ClinicalTrials.gov Menu

The Influence of Amitriptyline on Learning in a Visual Discrimination Task

The safety and scientific validity of this study is the responsibility of the study sponsor and investigators. Listing a study does not mean it has been evaluated by the U.S. Federal Government. Read our disclaimer for details.
ClinicalTrials.gov Identifier: NCT01566825
Recruitment Status : Completed
First Posted : March 29, 2012
Last Update Posted : March 29, 2012
Information provided by (Responsible Party):

March 27, 2012
March 29, 2012
March 29, 2012
August 2008
May 2009   (Final data collection date for primary outcome measure)
changes in the visual discrimination task's perception threshold [ Time Frame: The visual discrimination task's perception treshold is assessed before sleep (day 10 at 6 pm) and after sleep (day 11 at 6 pm). ]
Improvement in this task is defined as a decrease in the perception threshold between training and retrieval testing.
Same as current
No Changes Posted
amount of rapid eye movement (REM) sleep (sleep period time percentage) [ Time Frame: night from day 10 to day 11 ]
Same as current
Not Provided
Not Provided
The Influence of Amitriptyline on Learning in a Visual Discrimination Task
The Influence of Amitriptyline (Amitriptylin-CT 25 mg®) on Learning in a Visual Discrimination Task (Karni-Sagi-paradigm)
The purpose of this study is to determine whether 75 mg amitriptyline affect the sleep dependent consolidation of procedural memory (visual discrimination task, Karni-Sagi-paradigm).
Rapid eye movement (REM) sleep is considered critical to the consolidation of procedural memory - the memory of skills and habits. Many antidepressants strongly suppress REM sleep, however, and procedural memory consolidation has been shown to be impaired in depressed patients on antidepressant therapy. As a result, it is important to determine whether antidepressive therapy can lead to amnestic impairment. We thus investigate the effects of the anticholinergic antidepressant amitriptyline on sleep-dependent memory consolidation in 32 healthy men in a double-blind, placebo-controlled, randomized parallel-group study.
Not Provided
Allocation: Randomized
Intervention Model: Parallel Assignment
Masking: Triple (Participant, Investigator, Outcomes Assessor)
Healthy Subjects
  • Drug: Amitriptyline
    amitriptyline 25 mg at 9:30 pm, day 10, and 50 mg at 1:30 am, day 11
    Other Name: Saroten
  • Drug: Placebo
    placebo(white 8 mm Lichtenstein®) at 9:30 pm, day 10, and at 1:30 am, day 11
  • Active Comparator: Amitriptyline
    Intervention: Drug: Amitriptyline
  • Placebo Comparator: white 8 mm Lichtenstein®
    Intervention: Drug: Placebo
Goerke M, Cohrs S, Rodenbeck A, Kunz D. Differential effect of an anticholinergic antidepressant on sleep-dependent memory consolidation. Sleep. 2014 May 1;37(5):977-85. doi: 10.5665/sleep.3674.

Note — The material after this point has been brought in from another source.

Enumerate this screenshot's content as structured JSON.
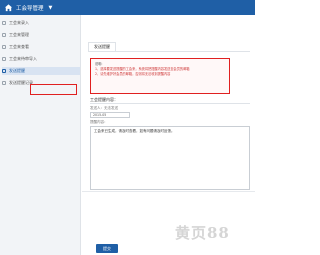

*   Includes publications given by the data provider as well as publications identified by ClinicalTrials.gov Identifier (NCT Number) in Medline.
May 2009
May 2009   (Final data collection date for primary outcome measure)

Inclusion Criteria:

  • male gender
  • age 18 through 40 years
  • ability to communicate effectively in German

Exclusion Criteria:

  • shift work within the past 24 months
  • any sleep disorder as measured by the Pittsburgh Sleep Quality Index
  • irregular sleep/wake patterns or extreme chronotype as measured by the Morningness-Eveningness Questionnaire
  • history of any neurologic or psychiatric disorders
  • regular medication intake within the past four weeks
  • contraindications for amitriptyline
  • abnormal electrocardiogram (ECG)
Sexes Eligible for Study: Male
18 Years to 40 Years   (Adult)
Contact information is only displayed when the study is recruiting subjects
Not Provided
Not Provided
Dieter Kunz, MD, Charite University, Berlin, Germany
Dieter Kunz, MD
Not Provided
Study Chair: Dieter Kunz, MD Charite University, Berlin, Germany
Principal Investigator: Dieter Kunz, MD Charite University, Berlin, Germany
Charite University, Berlin, Germany
March 2012

ICMJE     Data element required by the International Committee of Medical Journal Editors and the World Health Organization ICTRP